[ACTIVITY]: Copy out each line containing "Bedrohungen" from the entries below.

[RECORDS FOR THIS EXERCISE]:
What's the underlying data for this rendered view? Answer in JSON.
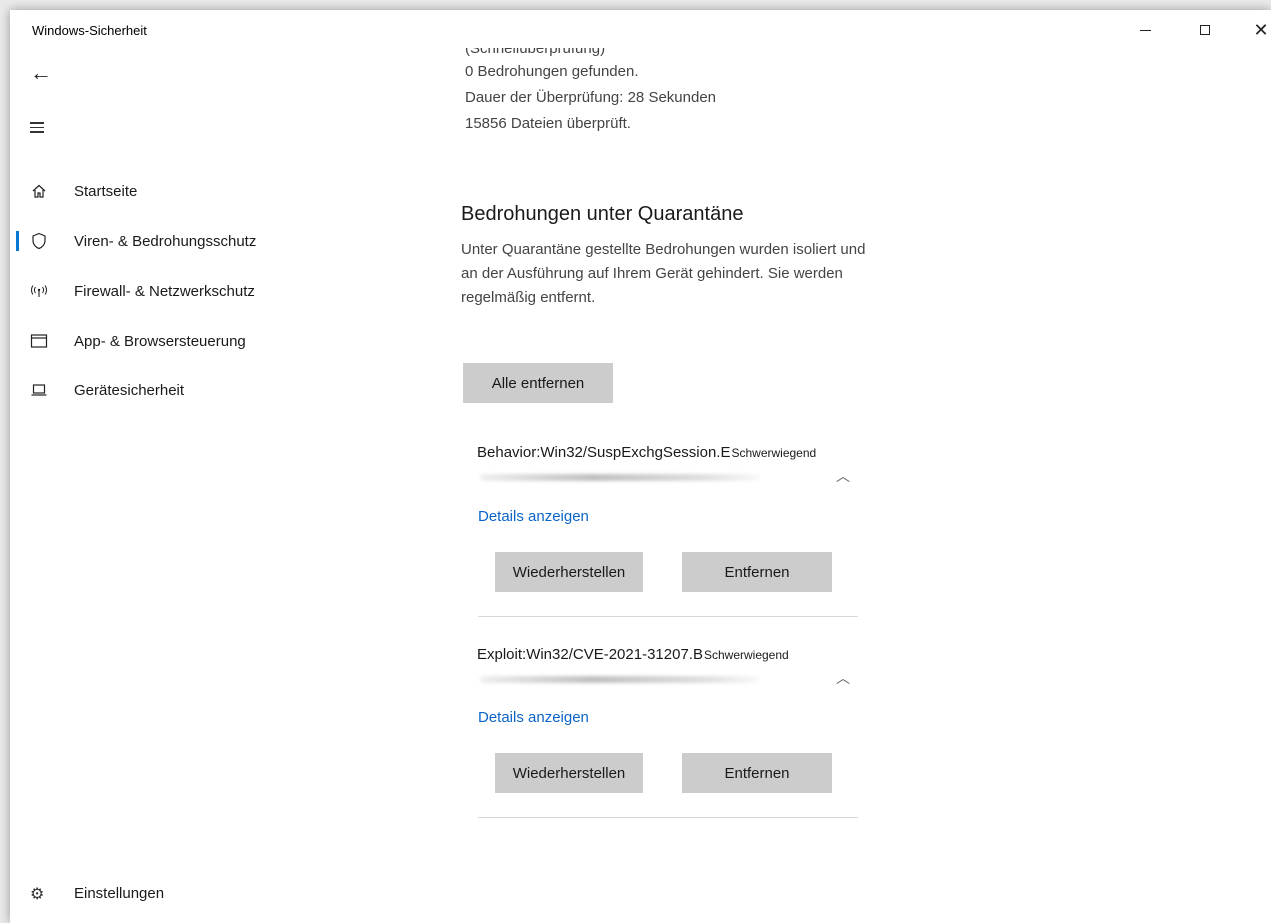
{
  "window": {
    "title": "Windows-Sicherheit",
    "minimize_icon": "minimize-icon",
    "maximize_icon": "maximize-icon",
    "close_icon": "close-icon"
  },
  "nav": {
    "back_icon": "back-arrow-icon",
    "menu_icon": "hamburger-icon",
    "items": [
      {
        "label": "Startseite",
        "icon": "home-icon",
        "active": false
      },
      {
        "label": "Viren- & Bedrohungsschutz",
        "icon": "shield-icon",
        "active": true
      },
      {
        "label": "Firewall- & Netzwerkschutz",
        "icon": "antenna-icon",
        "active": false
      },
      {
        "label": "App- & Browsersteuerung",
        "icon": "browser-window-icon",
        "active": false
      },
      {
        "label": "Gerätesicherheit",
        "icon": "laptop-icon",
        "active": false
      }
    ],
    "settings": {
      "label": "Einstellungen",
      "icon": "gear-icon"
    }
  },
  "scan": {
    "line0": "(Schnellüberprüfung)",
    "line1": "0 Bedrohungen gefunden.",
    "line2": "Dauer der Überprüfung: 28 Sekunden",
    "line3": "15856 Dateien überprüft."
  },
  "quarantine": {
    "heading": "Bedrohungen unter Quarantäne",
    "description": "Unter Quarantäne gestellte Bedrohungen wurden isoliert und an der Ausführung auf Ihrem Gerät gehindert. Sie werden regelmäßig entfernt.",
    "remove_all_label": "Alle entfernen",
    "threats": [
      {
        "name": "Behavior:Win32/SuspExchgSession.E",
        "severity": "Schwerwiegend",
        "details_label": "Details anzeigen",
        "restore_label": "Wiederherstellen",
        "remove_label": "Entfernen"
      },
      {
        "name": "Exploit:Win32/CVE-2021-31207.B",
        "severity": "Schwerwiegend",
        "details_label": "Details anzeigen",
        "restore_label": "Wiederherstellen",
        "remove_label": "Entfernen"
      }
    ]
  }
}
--
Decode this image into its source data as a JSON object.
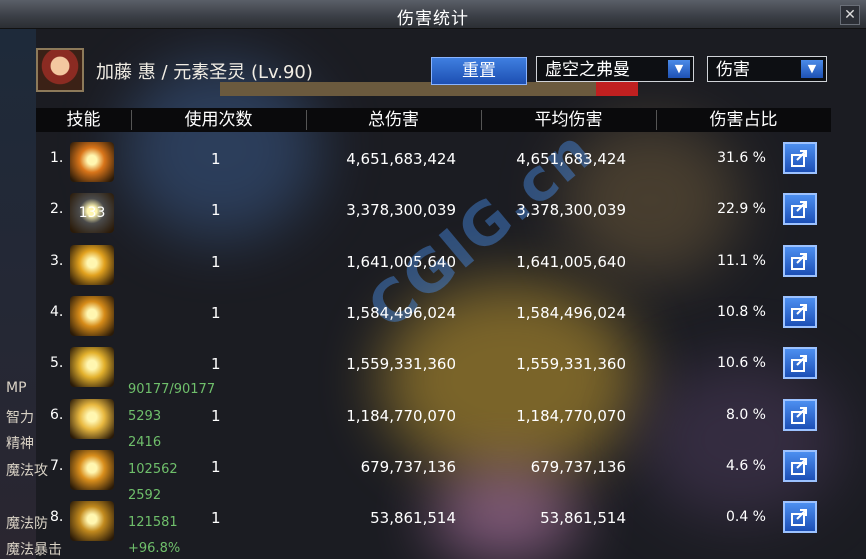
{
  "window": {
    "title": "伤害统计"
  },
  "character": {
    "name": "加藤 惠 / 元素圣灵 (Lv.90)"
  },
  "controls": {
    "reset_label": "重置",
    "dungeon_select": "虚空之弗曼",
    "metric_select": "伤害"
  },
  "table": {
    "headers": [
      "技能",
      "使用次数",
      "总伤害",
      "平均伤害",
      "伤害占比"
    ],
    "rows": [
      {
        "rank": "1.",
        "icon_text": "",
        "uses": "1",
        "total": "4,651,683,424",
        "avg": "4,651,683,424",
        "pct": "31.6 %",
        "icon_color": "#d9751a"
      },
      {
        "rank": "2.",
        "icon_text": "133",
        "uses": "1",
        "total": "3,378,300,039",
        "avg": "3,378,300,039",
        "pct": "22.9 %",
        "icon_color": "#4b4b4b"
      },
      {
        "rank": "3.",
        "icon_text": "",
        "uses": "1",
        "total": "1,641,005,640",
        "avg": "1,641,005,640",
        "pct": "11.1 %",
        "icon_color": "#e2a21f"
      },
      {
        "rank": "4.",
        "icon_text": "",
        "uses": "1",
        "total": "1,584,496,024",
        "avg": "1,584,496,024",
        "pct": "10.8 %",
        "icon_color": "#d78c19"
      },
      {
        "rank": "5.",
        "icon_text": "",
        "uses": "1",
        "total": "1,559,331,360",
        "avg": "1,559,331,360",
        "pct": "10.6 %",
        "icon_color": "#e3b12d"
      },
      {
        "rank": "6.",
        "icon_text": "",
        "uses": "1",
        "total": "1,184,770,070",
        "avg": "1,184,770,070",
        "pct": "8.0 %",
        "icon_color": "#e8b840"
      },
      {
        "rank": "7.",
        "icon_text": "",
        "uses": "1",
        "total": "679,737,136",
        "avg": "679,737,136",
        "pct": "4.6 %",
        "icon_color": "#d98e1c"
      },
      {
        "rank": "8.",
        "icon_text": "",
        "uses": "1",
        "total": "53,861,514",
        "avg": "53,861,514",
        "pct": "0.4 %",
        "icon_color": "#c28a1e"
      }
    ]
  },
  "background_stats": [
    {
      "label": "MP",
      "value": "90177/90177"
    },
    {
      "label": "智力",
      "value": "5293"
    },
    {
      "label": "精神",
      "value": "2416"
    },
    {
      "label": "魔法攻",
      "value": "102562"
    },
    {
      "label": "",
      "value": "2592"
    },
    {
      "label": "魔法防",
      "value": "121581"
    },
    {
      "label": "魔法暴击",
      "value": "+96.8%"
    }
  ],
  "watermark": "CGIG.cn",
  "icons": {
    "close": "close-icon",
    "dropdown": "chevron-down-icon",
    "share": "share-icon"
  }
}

[ANSWER TO THE EXERCISE]:
    "line1": "0 Bedrohungen gefunden.",
    "heading": "Bedrohungen unter Quarantäne",
    "description": "Unter Quarantäne gestellte Bedrohungen wurden isoliert und an der Ausführung auf Ihrem Gerät gehindert. Sie werden regelmäßig entfernt.",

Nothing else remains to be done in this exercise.